Three programmes written between 1955 and 1957 are displayed here, together with running notes, tape printouts and specimen results. The first two programmes, in my handwriting, are complete, whereas the third one, written by Frank Sumner, is missing part of the listing (but can be reconstructed from the printout of the programme tape).
/E@A:SIU½DRJNFCKTZLWHYPQOBG"MXV£and a pair of output plots (168 Kb) for hydrogen-like and Slater orbitals.
Calculation of Hückel bond orders and polarisabilites. This is a complete programme that reads in a set of 22 Hückel eigenvalues and eigevectors for the molecule 1.2:8.9 dibenzacridine, prints out the corresponding bond orders and, optionally, the bond polarisabilities. No hard-copy output has survived, but a selection of the computed bond orders are given in R. Mason, Nature, 179, 465-467 (1957), (292 Kb).
Given here is a fully annotated listing (1.18 Mb), the complete programme tape tape (101 Kb), and a modern Fortran F77 programme (83 Kb) which recreates the input data and goes on to regenerate the bond orders, showing them to be the same as given in Mason's 1957 paper.
Calculation of the secular matrix (H - SE) for the L.C.A.O description of the H2+ molecule-ion. Originally, a set of 10 hydrogen-like functions was used to represent the L.C.A.O wave function, and the required double integrals were calculated symbolically as numerical integration over two variables was too slow and too inaccurate. This is described in B. F. Gray, H. O. Pritchard and F. H. Sumner, J. Chem. Soc., 2631-2635 (1956) (475 Kb); subsequently, Epstein functions were used instead, H. O. Pritchard and F. H. Sumner, J. Phys. Chem., 65, 641-645 (1961) (685 Kb).
The listing is incomplete, being essentially the slight changes required on going from hydrogen-like to Epstein functions, but the full listing can be reconstructed from the programme tapes (1.23 Mb). Also given are handwritten notes (by all three authors) (5.23 Mb) giving the functions, fromulae and derivations, decimal to 32-bit conversions, and a specimen output page (224 Kb); the matrix elements H and S of the symmetric matrix (H - SE) are in the last two columns, and as the machine made an error in calculating the (6,6)-element, it is recalculated at the end of the page.
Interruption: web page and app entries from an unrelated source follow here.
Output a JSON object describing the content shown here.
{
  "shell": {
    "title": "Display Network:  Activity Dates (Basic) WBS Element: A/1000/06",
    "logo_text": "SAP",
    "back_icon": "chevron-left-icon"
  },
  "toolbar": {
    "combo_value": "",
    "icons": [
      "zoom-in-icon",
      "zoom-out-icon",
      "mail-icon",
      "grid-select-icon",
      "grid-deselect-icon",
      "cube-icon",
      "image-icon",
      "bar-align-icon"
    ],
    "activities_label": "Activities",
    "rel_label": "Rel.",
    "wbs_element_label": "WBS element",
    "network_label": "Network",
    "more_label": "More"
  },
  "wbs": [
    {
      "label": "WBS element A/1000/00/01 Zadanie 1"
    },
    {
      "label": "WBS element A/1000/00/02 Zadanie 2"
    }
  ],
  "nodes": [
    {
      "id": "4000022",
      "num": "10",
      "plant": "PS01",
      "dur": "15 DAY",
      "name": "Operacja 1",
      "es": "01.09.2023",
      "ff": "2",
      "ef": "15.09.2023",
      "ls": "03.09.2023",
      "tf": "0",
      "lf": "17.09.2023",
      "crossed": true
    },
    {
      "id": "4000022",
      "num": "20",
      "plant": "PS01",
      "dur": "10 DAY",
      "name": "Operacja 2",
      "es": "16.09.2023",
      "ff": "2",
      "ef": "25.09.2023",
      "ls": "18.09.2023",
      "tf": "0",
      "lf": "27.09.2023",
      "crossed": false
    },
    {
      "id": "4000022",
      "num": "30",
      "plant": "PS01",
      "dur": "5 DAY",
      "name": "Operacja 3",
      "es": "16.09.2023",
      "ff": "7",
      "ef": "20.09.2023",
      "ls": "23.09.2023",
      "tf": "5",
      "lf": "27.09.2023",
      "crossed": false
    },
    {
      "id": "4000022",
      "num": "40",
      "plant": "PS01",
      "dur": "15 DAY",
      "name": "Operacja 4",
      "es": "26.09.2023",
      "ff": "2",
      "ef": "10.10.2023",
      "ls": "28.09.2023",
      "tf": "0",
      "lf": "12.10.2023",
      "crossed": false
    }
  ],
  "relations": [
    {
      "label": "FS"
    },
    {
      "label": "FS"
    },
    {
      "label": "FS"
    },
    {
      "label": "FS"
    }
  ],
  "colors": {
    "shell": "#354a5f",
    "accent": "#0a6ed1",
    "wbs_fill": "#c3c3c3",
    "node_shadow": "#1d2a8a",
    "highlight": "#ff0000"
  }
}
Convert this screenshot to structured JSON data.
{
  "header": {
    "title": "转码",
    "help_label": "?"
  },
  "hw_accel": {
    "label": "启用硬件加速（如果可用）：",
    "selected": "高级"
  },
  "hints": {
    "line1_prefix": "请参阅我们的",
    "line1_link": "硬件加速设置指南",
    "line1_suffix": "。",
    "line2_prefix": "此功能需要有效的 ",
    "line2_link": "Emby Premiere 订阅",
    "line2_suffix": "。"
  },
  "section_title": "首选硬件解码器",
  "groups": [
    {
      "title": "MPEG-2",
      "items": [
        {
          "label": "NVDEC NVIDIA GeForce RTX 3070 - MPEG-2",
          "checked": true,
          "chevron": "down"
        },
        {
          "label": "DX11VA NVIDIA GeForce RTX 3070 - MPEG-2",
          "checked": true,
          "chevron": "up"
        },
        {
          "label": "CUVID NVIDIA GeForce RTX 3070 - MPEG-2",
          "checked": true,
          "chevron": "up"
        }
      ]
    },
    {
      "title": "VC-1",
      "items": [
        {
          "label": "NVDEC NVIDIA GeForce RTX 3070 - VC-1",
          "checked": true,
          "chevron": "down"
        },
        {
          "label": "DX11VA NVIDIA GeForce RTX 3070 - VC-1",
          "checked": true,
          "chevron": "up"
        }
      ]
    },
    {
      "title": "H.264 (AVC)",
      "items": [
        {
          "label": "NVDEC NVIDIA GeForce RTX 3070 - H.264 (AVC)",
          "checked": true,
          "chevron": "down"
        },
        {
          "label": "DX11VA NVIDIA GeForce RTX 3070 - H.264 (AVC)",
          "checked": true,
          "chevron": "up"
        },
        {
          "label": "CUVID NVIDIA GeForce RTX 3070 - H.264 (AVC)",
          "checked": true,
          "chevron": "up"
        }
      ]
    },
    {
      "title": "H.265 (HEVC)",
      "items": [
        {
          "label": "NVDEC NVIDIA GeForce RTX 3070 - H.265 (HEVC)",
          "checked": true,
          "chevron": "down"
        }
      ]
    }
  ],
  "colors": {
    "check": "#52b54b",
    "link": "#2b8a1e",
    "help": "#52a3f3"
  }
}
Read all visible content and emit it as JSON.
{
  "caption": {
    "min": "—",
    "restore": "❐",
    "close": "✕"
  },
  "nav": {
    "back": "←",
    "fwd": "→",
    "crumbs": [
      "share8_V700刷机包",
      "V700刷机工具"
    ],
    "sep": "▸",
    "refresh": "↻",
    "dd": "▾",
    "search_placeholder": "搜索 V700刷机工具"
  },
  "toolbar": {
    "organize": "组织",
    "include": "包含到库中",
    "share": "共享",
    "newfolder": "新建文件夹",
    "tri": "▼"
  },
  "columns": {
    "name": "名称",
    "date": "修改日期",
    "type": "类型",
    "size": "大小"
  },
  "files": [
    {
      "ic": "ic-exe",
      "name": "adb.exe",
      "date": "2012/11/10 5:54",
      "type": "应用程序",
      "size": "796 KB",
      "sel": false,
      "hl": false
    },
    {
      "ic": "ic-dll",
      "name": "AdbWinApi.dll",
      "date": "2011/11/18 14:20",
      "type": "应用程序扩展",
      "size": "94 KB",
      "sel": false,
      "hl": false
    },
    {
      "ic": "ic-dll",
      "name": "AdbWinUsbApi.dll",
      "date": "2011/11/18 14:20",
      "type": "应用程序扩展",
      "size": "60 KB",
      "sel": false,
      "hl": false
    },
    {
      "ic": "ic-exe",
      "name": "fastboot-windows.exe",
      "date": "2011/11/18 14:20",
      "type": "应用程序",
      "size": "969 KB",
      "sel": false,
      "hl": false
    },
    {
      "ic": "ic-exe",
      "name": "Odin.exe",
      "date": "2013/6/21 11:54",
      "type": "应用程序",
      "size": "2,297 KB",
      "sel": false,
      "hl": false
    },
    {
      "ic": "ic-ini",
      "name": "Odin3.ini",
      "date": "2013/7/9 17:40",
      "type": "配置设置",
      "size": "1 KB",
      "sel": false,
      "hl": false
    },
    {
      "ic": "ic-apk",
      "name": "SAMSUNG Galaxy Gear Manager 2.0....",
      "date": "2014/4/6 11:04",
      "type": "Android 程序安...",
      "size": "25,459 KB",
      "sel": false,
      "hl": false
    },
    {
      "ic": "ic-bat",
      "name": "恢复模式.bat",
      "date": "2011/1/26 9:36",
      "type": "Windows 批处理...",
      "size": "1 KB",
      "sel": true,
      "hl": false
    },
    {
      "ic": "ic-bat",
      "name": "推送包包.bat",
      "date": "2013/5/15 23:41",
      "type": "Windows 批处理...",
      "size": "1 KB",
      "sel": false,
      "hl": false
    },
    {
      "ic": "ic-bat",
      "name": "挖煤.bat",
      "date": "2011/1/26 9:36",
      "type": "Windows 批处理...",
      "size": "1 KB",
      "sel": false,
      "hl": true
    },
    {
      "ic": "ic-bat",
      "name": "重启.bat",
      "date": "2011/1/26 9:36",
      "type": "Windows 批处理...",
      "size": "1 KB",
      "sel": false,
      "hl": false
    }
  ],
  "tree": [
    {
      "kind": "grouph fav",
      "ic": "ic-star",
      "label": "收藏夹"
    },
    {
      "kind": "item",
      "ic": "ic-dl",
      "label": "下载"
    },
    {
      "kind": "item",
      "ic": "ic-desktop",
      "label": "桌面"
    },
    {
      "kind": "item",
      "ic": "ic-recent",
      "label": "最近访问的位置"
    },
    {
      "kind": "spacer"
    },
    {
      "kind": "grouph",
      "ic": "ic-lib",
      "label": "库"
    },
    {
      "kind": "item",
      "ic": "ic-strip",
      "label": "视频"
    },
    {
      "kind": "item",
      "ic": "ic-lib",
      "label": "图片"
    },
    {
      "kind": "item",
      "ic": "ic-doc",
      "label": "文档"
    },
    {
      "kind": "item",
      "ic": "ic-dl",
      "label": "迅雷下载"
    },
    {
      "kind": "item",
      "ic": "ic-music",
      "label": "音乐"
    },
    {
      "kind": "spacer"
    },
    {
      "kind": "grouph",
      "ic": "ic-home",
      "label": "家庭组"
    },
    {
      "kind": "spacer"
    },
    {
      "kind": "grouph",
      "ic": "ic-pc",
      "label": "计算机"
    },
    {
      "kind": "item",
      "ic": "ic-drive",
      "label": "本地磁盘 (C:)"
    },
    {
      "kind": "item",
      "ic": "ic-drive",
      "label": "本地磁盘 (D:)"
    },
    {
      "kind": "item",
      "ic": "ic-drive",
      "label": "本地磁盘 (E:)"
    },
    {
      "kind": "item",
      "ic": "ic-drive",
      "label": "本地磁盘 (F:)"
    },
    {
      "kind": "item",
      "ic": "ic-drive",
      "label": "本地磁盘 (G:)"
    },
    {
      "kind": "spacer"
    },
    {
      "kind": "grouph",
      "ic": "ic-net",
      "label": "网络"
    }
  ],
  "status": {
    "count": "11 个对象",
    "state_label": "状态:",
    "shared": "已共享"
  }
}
This is the matrix used by Frank Sumner to develop the "one-level store" (virtual memory) concept, to optimise the number of drum transfers in completing the solution, T. Kilburn, D. B. G. Edwards, M. J. Lanigan, and F. H. Sumner, "One-Level Storage System", I.E.E. Trans. on Electronic Computers, EC-11, 223-235 (1962). Since the electronic memory of the Mark I was too small to hold all the data, working pages needed to be shipped to drum storage and replaced by the page containing the next needed item of data. By using simple arbitrary schemes for swaps, e.g. random, or first-in first-out, this calculation took (if I remember correctly) about 680 drum transfers to complete; with Sumner's "supervisor" programme, it took 480, and the absolute minimum (calculated by Tony Brooker) was 440. A decade later, when IBM was marketing its new IBM 390 machine to us at York, it was claimed that its virtual memory implementation was 92% efficient; 440/480 ≡ 91.67%, and half the IBM visiting team were ex-Ferranti from West Gorton , Manchester!
Further information on working with the Ferranti Mark I can be found elsewhere on this site.
Also, in addition to the main Manchester Mark I Computer historical site, there is a working replica in Cologne, Germany, together with an authentic reproduction of a Kilburn-Williams electronic storage tube containing powers of two and other system information.